The international challenge: Women’s soccer won’t thrive on the SheBelieves Cup alone. Nor can it rely on a big boost every quadrennium with a win or thrilling run to the final in the World Cup or Olympics. Not with European teams turning up the heat. England has crashed the party. France, propelled by two big-spending clubs, has been there for a while. Germany and Sweden never really left. Then all those teams were bested in Euro 2017 by the Netherlands and Denmark. Then those teams fell far short in the Algarve Cup, in which Norway beat Poland in the final.
Yikes. Then factor in Canada, Brazil and Japan. Don’t count out Australia.
And this isn’t a bad thing. We all want the game to grow internationally. Look at the struggles softball has endured because it’s basically a three-country sport (USA, Japan, Australia). No one’s kicking women’s soccer out of the Olympics as they did with softball. The competition’s too good.
The revenue argument: So suppose the WNT and MNT both tie their salaries (WNT) and bonuses (WNT and MNT) to revenue. Looks great for the WNT — now. Suppose the WNT doesn’t make the final in either the World Cup or Olympics over the next two years. That’ll make a dent in revenue, and that’s actually when we’ll want U.S. Soccer to spend more on women’s soccer.
If U.S. Soccer was really as dastardly as people say (and, at times, it has been), they’d say, “Oh, tie it to revenue? Sure!” Then they’d cackle as the revenue drops when 2016 proves not to be a fluke.
As I said in the last post, I don’t have answers here. I just know that yelling “equal pay for equal play” and other slogans won’t solve the problem. It’ll take some serious attention to detail.

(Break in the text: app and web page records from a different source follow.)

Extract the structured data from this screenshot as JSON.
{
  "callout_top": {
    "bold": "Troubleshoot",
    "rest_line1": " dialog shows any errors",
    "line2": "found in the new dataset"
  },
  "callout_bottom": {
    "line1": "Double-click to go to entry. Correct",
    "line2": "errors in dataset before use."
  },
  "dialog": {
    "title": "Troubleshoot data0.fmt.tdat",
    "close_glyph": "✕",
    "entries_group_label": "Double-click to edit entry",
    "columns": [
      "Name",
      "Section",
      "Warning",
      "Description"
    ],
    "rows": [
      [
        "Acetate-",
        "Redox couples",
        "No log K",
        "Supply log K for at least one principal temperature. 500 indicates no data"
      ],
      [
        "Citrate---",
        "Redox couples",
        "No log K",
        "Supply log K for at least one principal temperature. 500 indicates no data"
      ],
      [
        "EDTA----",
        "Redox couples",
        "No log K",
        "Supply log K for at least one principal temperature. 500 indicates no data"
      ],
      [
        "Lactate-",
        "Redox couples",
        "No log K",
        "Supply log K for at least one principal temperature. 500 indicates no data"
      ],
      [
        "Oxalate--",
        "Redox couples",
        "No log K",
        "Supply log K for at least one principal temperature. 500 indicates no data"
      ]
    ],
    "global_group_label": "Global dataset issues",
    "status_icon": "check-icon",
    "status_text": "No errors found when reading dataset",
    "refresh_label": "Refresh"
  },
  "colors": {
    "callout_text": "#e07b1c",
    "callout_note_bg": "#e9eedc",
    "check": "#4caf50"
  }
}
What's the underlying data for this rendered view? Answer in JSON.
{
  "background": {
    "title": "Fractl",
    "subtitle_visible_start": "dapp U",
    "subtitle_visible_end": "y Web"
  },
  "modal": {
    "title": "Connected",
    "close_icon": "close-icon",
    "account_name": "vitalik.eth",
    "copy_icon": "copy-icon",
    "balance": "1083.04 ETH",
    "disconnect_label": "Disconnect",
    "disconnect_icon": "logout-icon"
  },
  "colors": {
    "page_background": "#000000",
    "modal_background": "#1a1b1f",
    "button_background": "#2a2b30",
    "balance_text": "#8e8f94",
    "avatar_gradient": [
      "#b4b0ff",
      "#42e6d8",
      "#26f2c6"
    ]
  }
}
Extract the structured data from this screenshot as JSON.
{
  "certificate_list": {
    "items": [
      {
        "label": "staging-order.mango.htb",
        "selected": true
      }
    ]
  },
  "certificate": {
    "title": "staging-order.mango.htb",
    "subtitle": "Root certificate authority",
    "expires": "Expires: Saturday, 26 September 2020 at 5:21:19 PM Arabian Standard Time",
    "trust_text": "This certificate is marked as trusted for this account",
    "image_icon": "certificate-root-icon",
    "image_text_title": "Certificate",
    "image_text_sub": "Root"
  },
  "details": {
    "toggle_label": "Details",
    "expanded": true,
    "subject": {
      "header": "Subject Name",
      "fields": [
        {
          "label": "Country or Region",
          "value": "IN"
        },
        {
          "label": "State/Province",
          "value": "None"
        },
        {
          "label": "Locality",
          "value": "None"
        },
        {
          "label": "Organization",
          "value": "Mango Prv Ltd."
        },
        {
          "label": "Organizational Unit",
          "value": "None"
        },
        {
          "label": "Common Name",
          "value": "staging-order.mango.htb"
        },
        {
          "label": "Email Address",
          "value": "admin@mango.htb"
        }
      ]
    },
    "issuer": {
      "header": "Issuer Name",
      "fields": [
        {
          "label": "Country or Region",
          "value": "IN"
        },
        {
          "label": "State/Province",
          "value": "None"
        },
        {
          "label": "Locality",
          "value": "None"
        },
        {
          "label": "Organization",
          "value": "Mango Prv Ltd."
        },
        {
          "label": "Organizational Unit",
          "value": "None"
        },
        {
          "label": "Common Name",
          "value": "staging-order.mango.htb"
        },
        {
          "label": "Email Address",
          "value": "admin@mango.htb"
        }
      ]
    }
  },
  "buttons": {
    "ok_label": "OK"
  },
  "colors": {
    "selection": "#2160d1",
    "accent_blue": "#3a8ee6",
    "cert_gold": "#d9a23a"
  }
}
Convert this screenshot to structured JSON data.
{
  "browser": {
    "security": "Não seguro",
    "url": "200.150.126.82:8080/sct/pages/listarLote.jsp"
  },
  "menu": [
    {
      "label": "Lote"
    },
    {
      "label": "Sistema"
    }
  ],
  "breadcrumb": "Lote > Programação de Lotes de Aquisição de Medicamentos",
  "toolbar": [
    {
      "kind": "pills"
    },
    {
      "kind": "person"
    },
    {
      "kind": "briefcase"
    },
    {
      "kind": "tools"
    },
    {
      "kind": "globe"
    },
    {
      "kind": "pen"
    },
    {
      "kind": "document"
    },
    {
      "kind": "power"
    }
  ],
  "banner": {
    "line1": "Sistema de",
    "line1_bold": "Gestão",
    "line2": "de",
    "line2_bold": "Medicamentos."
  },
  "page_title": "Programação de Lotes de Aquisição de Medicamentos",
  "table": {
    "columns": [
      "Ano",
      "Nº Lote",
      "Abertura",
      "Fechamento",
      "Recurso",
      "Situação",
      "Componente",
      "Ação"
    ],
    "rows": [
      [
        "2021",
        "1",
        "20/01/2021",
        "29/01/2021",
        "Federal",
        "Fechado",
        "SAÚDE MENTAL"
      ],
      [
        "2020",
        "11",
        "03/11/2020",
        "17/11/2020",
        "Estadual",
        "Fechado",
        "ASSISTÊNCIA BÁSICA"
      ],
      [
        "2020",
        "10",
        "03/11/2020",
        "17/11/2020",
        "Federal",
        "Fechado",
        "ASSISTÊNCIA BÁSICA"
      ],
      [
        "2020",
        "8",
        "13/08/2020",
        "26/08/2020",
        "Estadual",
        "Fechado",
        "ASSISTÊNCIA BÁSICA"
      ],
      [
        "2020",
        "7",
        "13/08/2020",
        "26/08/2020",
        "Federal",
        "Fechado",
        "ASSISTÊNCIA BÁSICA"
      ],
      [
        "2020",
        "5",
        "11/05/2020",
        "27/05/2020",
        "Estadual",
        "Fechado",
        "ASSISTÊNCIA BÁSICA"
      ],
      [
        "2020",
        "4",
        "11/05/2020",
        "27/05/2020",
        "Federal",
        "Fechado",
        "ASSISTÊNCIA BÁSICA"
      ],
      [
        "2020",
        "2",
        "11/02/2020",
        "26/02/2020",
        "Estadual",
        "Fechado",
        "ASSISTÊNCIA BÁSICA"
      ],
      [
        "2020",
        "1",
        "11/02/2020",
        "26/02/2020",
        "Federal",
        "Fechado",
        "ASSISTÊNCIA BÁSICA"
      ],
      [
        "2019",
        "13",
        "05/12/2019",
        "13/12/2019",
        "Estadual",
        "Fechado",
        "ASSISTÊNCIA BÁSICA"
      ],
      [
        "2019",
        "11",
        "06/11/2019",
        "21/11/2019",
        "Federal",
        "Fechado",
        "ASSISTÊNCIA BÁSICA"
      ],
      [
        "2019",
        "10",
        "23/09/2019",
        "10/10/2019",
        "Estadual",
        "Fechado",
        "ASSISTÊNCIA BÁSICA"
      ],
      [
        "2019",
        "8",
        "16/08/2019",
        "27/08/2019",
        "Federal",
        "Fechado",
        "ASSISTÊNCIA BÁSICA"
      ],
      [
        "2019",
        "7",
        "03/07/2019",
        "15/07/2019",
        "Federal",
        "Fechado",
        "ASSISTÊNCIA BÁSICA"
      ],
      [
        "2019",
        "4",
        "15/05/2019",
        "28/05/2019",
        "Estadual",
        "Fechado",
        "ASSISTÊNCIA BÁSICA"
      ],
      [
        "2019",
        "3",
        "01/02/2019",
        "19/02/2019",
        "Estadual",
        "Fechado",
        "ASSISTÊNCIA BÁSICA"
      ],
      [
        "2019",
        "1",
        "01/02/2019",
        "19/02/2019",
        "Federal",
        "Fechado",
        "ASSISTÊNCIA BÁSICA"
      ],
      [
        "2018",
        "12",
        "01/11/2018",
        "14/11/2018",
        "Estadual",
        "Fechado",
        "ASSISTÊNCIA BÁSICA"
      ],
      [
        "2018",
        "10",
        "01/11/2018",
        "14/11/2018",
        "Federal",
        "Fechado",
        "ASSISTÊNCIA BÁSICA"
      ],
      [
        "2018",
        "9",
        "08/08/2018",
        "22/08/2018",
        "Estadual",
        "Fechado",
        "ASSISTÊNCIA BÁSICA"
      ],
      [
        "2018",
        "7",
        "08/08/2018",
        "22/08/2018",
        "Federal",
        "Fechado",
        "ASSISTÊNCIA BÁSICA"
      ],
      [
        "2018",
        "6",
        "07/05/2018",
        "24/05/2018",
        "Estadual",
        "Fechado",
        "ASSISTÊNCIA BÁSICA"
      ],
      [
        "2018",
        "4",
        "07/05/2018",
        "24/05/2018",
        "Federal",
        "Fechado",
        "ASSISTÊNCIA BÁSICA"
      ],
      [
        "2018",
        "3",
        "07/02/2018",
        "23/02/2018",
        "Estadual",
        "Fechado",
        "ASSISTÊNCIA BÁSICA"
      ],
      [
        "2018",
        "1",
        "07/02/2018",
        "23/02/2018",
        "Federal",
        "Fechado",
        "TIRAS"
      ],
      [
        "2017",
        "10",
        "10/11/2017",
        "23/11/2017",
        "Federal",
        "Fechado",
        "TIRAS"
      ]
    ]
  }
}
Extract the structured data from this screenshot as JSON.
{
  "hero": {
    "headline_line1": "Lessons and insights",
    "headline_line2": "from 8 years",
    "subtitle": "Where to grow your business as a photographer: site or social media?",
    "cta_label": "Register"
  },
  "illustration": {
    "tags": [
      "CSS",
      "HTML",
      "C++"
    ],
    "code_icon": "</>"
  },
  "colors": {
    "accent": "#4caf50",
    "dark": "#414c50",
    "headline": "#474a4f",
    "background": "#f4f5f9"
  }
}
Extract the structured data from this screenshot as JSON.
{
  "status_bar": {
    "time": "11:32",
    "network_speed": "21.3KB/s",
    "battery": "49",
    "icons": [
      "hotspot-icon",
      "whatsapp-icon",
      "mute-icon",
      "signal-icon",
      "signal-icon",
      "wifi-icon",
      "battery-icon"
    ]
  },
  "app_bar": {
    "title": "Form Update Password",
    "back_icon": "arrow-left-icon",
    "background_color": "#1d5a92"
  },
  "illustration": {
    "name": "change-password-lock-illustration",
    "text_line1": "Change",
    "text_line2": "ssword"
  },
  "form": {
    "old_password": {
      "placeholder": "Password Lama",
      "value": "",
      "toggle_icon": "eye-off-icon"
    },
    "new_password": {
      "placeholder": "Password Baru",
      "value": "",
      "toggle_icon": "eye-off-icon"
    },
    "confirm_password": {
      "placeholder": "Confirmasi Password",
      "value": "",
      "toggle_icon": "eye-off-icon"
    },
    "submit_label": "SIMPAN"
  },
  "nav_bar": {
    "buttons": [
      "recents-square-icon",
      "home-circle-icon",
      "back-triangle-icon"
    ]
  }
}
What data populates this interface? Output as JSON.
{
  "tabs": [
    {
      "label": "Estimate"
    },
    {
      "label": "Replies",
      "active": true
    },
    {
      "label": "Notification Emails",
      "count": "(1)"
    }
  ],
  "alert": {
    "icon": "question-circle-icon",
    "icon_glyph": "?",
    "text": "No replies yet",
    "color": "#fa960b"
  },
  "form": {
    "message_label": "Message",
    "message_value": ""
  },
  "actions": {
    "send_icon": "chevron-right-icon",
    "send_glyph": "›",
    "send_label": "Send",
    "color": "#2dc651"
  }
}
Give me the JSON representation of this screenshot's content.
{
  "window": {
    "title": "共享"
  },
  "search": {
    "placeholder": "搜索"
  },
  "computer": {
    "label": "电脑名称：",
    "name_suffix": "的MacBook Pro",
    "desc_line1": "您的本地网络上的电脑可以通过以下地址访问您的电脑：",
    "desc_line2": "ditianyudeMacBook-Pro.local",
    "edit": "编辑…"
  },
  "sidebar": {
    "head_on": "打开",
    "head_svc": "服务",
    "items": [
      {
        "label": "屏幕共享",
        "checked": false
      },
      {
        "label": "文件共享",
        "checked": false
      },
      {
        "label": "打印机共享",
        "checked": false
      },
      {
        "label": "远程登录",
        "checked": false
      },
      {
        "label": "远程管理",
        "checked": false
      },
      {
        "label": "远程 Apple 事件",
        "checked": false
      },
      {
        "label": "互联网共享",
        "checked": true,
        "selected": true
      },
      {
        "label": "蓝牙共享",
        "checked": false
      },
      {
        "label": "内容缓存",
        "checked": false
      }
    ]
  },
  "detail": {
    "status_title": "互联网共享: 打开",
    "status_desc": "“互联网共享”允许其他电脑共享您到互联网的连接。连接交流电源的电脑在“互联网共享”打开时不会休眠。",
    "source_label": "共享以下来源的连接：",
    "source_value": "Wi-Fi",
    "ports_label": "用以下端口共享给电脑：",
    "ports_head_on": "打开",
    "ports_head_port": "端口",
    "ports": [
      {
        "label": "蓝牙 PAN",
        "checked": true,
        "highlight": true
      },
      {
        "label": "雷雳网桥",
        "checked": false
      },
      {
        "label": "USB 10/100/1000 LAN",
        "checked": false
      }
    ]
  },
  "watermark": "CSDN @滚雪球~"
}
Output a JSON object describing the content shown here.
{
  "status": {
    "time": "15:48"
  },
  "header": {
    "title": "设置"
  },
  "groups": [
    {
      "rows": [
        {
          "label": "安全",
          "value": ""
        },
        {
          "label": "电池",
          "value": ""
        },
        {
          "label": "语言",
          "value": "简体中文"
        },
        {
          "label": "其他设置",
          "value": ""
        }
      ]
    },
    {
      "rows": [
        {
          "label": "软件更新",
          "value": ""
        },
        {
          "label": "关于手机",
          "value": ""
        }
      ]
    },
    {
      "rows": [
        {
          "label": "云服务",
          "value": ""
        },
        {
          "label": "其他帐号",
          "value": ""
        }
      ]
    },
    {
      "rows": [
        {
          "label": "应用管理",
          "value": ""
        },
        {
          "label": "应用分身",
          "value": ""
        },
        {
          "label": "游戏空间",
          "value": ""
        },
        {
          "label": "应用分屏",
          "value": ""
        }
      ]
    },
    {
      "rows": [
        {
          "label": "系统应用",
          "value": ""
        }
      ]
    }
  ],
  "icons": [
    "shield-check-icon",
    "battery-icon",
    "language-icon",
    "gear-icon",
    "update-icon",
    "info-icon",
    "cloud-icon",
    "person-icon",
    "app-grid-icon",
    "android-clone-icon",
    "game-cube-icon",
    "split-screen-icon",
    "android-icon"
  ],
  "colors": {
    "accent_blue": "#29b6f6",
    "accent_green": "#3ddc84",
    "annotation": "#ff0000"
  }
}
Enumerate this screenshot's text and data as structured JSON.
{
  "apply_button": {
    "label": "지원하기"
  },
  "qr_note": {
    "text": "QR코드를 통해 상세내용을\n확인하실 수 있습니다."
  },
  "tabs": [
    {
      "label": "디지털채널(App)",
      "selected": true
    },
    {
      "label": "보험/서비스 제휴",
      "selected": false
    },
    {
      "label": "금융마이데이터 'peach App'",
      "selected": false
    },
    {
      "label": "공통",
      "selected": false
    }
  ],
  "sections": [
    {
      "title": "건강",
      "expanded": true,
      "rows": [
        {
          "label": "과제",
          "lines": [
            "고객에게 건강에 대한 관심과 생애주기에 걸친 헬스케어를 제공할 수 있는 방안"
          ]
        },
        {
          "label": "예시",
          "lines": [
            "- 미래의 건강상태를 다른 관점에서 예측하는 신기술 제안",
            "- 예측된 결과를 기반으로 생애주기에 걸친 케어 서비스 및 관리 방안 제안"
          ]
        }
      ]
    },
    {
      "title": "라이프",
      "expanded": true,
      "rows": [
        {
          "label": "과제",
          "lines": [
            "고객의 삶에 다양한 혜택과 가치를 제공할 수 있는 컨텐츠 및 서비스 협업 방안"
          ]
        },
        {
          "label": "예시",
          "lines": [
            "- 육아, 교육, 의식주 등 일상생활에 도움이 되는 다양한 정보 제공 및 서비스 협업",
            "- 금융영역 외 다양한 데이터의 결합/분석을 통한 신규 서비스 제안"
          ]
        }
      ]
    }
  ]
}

So I’ll write these wonky posts. And maybe the handful of you who read them will be able to ask questions and advocate for things to be better — not just with a short-term victory for Jeff Kessler but (also?) a long-term victory for the sport.